Photo credit by Nicholas Raymond
By Colleen Mertes
Alistair Rogers, of Brookhaven National Laboratory, has been collecting data way out of New York state for the U.S. Department of Energy’s Next Generation Ecosystem Experiments Arctic Project. The data, which was collected in Barrow, Alaska, concerns the function of plant structures called stomata. The stomata regulates the flow of carbon dioxide and water between leaf and environment, or how the plant breathes. Rogers’ data on Arctic species is rare, which is why he was excited to share it in a global data share.
A project led by Yan-Shih Lin of Macquarie University and Belinda Medlyn of the University of Western Sydney stretched its data pool because of a collaborative effort of researchers around the world. The project focused on how the stomata transports water and carbon dioxide in different environments and lends insight into how plants adapt to the climate. The breadth of the data allows the researchers to compare the plants from all different systems, from the Arctic to the Amazon. The data shared showed how trees with dense stemwood are more conservative with their water as it is more costly for them to transport. Plants in cold and dry environments are more conservative with water than those in hot or wet environments.
Current Earth system models represent the process identically for all vegetation, but the data gathered proved otherwise, as the researchers predicted. Vegetation effects they Earth system by “storing carbon, moving water around the landscape, and cooling the planet’s surface,” Lin said. The project provided information that could be used to predict the effects, which is made more important under the current climate change.
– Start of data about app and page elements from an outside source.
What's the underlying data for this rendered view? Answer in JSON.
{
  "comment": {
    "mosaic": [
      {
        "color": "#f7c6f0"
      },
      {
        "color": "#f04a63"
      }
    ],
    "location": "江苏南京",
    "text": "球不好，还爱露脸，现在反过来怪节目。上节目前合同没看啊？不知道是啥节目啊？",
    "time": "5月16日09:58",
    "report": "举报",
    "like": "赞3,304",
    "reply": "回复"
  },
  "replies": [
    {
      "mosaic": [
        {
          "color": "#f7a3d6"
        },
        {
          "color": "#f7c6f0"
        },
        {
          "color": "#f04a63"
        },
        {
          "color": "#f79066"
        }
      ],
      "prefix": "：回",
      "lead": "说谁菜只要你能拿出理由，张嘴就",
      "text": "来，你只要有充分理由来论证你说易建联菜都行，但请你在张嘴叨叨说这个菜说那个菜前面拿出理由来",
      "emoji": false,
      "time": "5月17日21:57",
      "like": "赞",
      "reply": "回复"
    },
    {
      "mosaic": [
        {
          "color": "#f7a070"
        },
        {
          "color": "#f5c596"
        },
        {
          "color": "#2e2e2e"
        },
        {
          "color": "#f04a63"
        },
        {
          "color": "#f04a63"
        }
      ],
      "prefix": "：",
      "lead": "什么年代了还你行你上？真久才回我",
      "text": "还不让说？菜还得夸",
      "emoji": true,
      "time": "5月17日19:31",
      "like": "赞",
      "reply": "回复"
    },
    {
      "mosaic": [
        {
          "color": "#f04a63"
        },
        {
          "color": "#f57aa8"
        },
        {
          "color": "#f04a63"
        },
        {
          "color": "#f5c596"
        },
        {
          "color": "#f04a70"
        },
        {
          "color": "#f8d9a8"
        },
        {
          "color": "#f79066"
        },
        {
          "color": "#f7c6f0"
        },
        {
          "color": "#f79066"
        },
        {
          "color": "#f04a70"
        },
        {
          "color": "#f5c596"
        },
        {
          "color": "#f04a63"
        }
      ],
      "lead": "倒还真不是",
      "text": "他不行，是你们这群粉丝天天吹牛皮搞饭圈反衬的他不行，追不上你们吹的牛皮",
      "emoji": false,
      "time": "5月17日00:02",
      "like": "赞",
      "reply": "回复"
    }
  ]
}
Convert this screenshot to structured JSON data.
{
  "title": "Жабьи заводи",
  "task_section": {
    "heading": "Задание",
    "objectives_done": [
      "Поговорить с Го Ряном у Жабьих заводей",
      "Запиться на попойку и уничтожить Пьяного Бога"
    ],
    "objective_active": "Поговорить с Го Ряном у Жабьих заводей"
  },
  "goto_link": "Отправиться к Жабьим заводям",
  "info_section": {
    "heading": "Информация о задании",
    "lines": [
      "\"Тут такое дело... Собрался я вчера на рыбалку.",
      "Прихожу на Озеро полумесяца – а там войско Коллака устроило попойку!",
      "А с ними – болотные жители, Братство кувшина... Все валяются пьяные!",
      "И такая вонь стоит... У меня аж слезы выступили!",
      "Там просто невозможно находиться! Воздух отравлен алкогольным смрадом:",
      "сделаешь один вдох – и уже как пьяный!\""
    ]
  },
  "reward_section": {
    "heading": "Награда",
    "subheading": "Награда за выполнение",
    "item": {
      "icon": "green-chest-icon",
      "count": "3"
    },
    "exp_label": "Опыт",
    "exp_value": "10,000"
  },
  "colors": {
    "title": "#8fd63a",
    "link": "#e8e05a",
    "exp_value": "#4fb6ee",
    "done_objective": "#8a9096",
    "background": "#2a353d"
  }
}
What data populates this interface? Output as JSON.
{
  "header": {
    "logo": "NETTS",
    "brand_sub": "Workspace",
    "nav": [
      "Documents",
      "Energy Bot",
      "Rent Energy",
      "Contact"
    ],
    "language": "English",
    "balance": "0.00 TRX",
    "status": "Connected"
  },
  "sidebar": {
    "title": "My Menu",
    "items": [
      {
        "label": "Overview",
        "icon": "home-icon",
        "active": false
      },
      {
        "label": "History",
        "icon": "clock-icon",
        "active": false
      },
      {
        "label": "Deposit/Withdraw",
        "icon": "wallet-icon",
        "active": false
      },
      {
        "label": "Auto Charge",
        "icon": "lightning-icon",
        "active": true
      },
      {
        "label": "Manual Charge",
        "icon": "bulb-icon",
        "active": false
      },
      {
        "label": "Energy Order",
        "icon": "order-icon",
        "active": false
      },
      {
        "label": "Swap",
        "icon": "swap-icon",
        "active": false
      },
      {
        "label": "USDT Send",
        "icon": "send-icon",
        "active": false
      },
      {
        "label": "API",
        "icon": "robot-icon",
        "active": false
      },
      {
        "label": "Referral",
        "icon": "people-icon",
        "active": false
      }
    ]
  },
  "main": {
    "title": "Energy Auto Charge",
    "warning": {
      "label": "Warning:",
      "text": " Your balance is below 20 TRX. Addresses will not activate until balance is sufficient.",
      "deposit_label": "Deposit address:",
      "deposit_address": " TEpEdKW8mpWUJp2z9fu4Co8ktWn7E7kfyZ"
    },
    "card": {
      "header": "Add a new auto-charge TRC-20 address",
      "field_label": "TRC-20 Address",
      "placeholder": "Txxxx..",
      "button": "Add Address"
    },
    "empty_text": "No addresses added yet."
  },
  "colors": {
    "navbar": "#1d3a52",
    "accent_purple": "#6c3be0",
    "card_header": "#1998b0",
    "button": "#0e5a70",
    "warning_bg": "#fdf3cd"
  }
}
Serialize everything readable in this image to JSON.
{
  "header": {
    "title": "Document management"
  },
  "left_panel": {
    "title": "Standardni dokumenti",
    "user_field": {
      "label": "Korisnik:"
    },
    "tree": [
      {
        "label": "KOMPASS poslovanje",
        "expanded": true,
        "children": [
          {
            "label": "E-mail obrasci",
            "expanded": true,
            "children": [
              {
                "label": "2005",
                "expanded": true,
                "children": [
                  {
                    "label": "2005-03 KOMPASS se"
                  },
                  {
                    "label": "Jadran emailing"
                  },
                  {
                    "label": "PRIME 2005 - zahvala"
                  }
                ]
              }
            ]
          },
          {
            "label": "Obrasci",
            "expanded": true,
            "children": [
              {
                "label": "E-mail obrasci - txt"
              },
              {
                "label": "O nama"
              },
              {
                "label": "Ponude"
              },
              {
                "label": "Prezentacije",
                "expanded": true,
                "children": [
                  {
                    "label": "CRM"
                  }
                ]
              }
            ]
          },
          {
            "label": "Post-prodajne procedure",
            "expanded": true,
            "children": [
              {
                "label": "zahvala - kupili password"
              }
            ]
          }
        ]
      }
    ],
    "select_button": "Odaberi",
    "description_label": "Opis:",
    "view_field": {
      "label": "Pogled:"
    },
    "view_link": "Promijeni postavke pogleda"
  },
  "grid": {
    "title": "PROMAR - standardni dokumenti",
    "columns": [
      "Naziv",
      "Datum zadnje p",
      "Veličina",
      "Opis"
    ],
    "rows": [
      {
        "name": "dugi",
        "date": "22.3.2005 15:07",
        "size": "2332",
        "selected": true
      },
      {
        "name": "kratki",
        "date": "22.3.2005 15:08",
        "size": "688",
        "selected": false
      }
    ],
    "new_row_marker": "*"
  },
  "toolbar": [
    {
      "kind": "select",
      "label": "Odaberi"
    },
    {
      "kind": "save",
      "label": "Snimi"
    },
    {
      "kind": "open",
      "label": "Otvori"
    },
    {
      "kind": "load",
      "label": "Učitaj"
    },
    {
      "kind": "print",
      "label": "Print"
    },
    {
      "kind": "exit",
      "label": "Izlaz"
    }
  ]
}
Crowd sourcing data like these researchers in Australia proved to be efficient and extraordinary. The researchers said that they “couldn’t travel the whole world”, by contacting researchers around the globe they saved both money and time. Field research is extensive and expensive work. To gather the global database seen in this project would not have been possible by a single team. Data previously unknown was accessible and with it the researchers were able to apply their project to environments outside their reach.